Cataracts are usually an age-related clouding of the lens of the eye. People who are significantly affected by cataracts benefit from lens-replacement surgery. The new lens is called an Intraocular Lens, or IOL.
The cloudy lens allows less light to reach the retina, causing vision to be indistinct and fuzzy. Other symptoms include annoying glare, poor night vision, reduced contrast and diminished color perception.

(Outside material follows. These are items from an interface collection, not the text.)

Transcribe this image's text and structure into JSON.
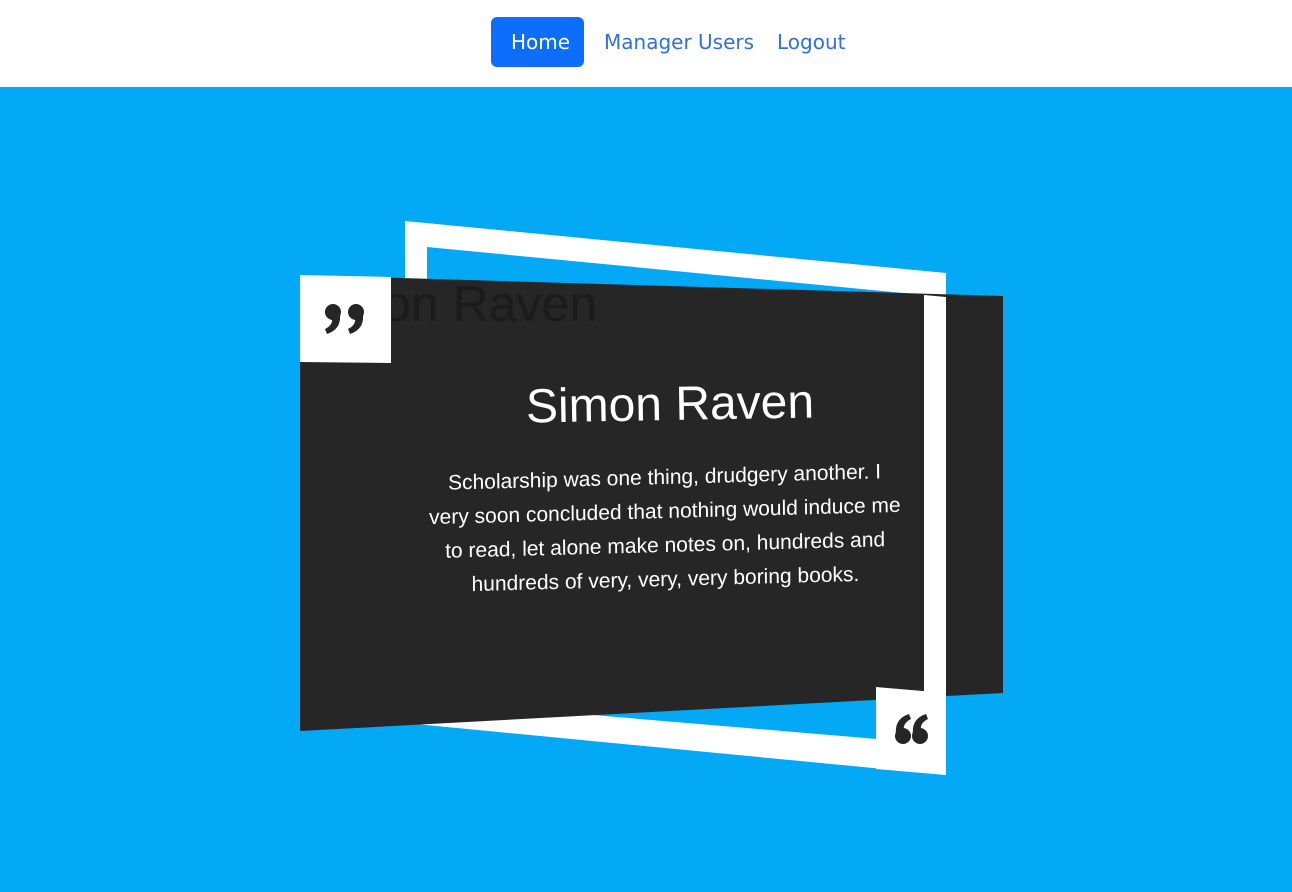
{
  "nav": {
    "items": [
      {
        "label": "Home",
        "active": true
      },
      {
        "label": "Manager Users",
        "active": false
      },
      {
        "label": "Logout",
        "active": false
      }
    ]
  },
  "hero": {
    "background_color": "#03a9f4",
    "card_color": "#262626",
    "frame_color": "#ffffff",
    "quote": {
      "author": "Simon Raven",
      "text": "Scholarship was one thing, drudgery another. I very soon concluded that nothing would induce me to read, let alone make notes on, hundreds and hundreds of very, very, very boring books.",
      "open_icon": "quote-close-icon",
      "close_icon": "quote-open-icon"
    }
  }
}
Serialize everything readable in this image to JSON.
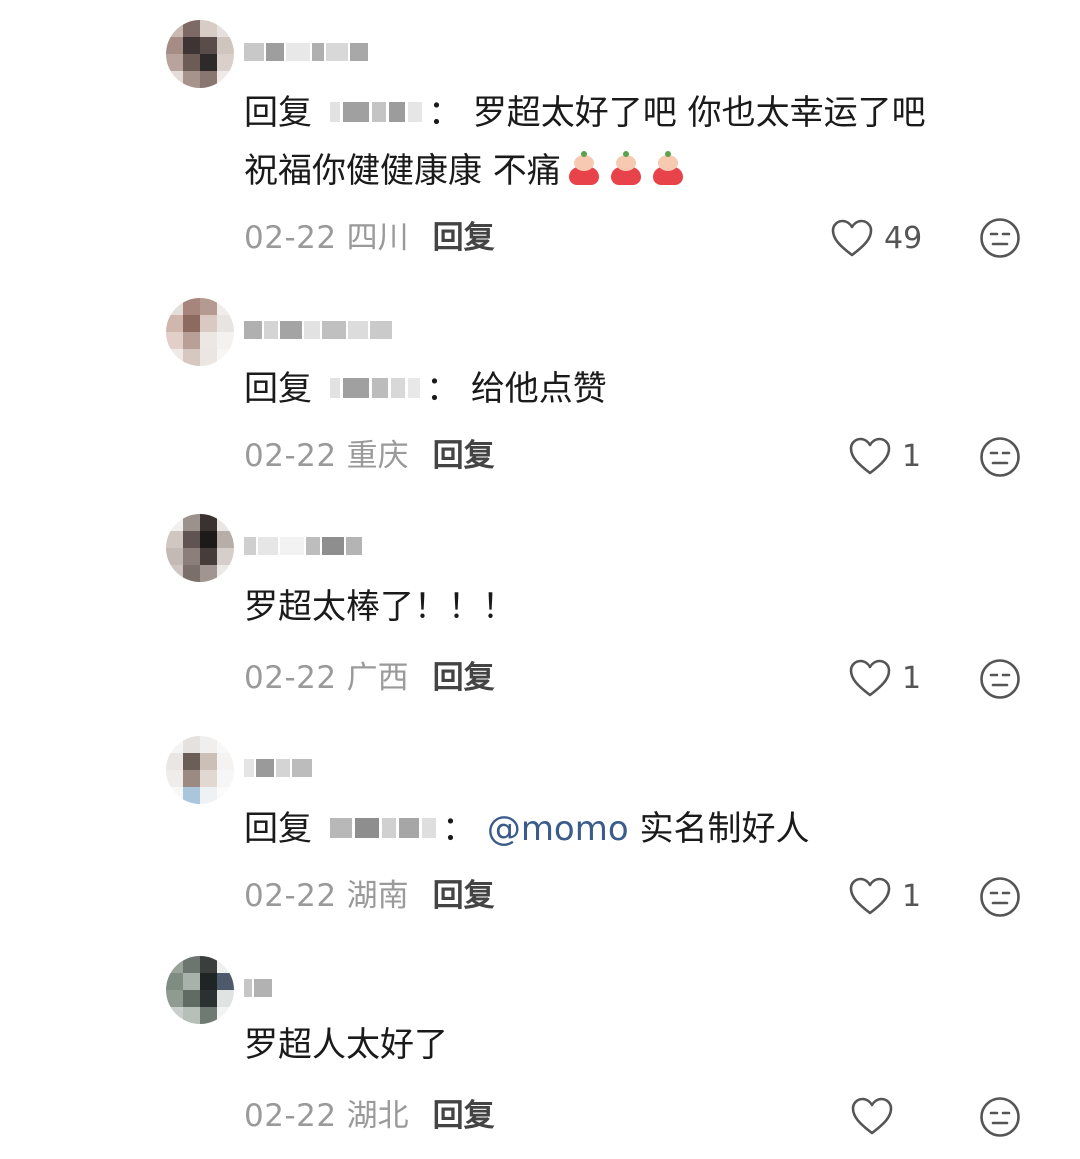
{
  "comments": [
    {
      "prefix": "回复",
      "colon": "：",
      "text_line1": "罗超太好了吧 你也太幸运了吧",
      "text_line2": "祝福你健健康康 不痛",
      "date": "02-22",
      "location": "四川",
      "reply_label": "回复",
      "likes": "49"
    },
    {
      "prefix": "回复",
      "colon": "：",
      "text_line1": "给他点赞",
      "date": "02-22",
      "location": "重庆",
      "reply_label": "回复",
      "likes": "1"
    },
    {
      "text_line1": "罗超太棒了！！！",
      "date": "02-22",
      "location": "广西",
      "reply_label": "回复",
      "likes": "1"
    },
    {
      "prefix": "回复",
      "colon": "：",
      "mention": "@momo",
      "text_line1": "实名制好人",
      "date": "02-22",
      "location": "湖南",
      "reply_label": "回复",
      "likes": "1"
    },
    {
      "text_line1": "罗超人太好了",
      "date": "02-22",
      "location": "湖北",
      "reply_label": "回复",
      "likes": ""
    }
  ],
  "icons": {
    "like": "heart-outline-icon",
    "dislike": "meh-face-icon",
    "emoji": "red-doll-emoji-icon"
  },
  "colors": {
    "text": "#1a1a1a",
    "meta": "#9a9a9a",
    "mention": "#3b5c8a",
    "icon": "#555555"
  }
}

Cataract surgery is performed at an outpatient ambulatory surgical center. Patients are given mild intravenous sedation and local anesthesia. In most situations, patients are candidates for a “dropless” procedure that markedly reduces the need for frequent and expensive post-operative drops. Most patients can drive 24 hours after surgery and can return to work within a couple of days. Strenuous physical activity is restricted for one week.
Basic Cataract Surgery
Phacoemulsification, or ultrasound disassembly of the cataract, is performed using the innovative Alcon Centurion® Vision System, minimizing inflammation and complications, and allowing quicker visual recovery.
Using phacoemulsification, the cataract is removed through microscopic incisions and replaced with a new artificial lens, or IOL. With the advance of foldable IOLs, artificial lenses can be implanted through the same small incision from the phaco procedure, usually requiring no stitches.
Femtosecond Laser Cataract Surgery
Femtosecond Laser Cataract Surgery (sometimes referred to as Laser-Assisted Cataract Surgery or LACS) is performed using the state-of-the-art Catalys® Precision Laser System or LenSx® Laser System and provides patients with several benefits. It allows the surgeon to treat mild to moderate astigmatism, minimizing the need for distance glasses after surgery. The laser also makes the incisions necessary for surgery, allowing for more precise outcomes. Softening the cataract with the laser allows the surgeon to minimize ultrasound energy, promoting quicker visual recovery.
Watch this video to explore the differences between Basic and Laser Cataract Surgery.
Intraocular Lenses (IOLs)
Intraocular lenses are about the size of Lincoln’s head on a penny and weigh about the same as a kernel of corn. They are produced to the precise curvature needed to bend light rays into focus on the retina at the back of your eye.
When patients have moderate to high levels of astigmatism, Toric Lens Implants are used in conjunction with the femtosecond laser in order to maximize distance vision without glasses.
Multifocal and Extended Depth of Focus Lens Implants, used in conjunction with the femtosecond laser, allowing patients to maximize vision while reducing the need for both distance and reading glasses.
Minimally Invasive Glaucoma Surgery
Minimally Invasive Glaucoma Surgery (MIGS) involves using microscopic implants during cataract surgery in patients who suffer from both cataracts and glaucoma. This treatment, performed at the time of cataract surgery, reduces intraocular pressure after surgery, thereby controlling glaucoma.
What is the Capsule?
The natural lens of the eye is held in place by a thin clear membrane called the lens capsule. The capsule completely surrounds the lens and separates it from the thick fluid in the vitreous (the back of the eye) and the aqueous (the thinner fluid in the front of the eye). Following cataract surgery, the capsule holds the new intraocular lens (IOL) in place.
YAG Laser Capsulotomy
Often, the posterior or back portion of the capsule becomes cloudy after cataract surgery, detrimentally affecting vision. When this happens, a YAG Laser Capsulotomy is recommended.
The YAG laser is used to clear the membrane and restore clear vision. The treatment takes just a few minutes in the outpatient clinic. No anesthesia is used. The eye is dilated and the laser is aimed with a beam of red light. The patient will see a flash and hear a click. There is no pain or discomfort. Patients can drive immediately after the procedure.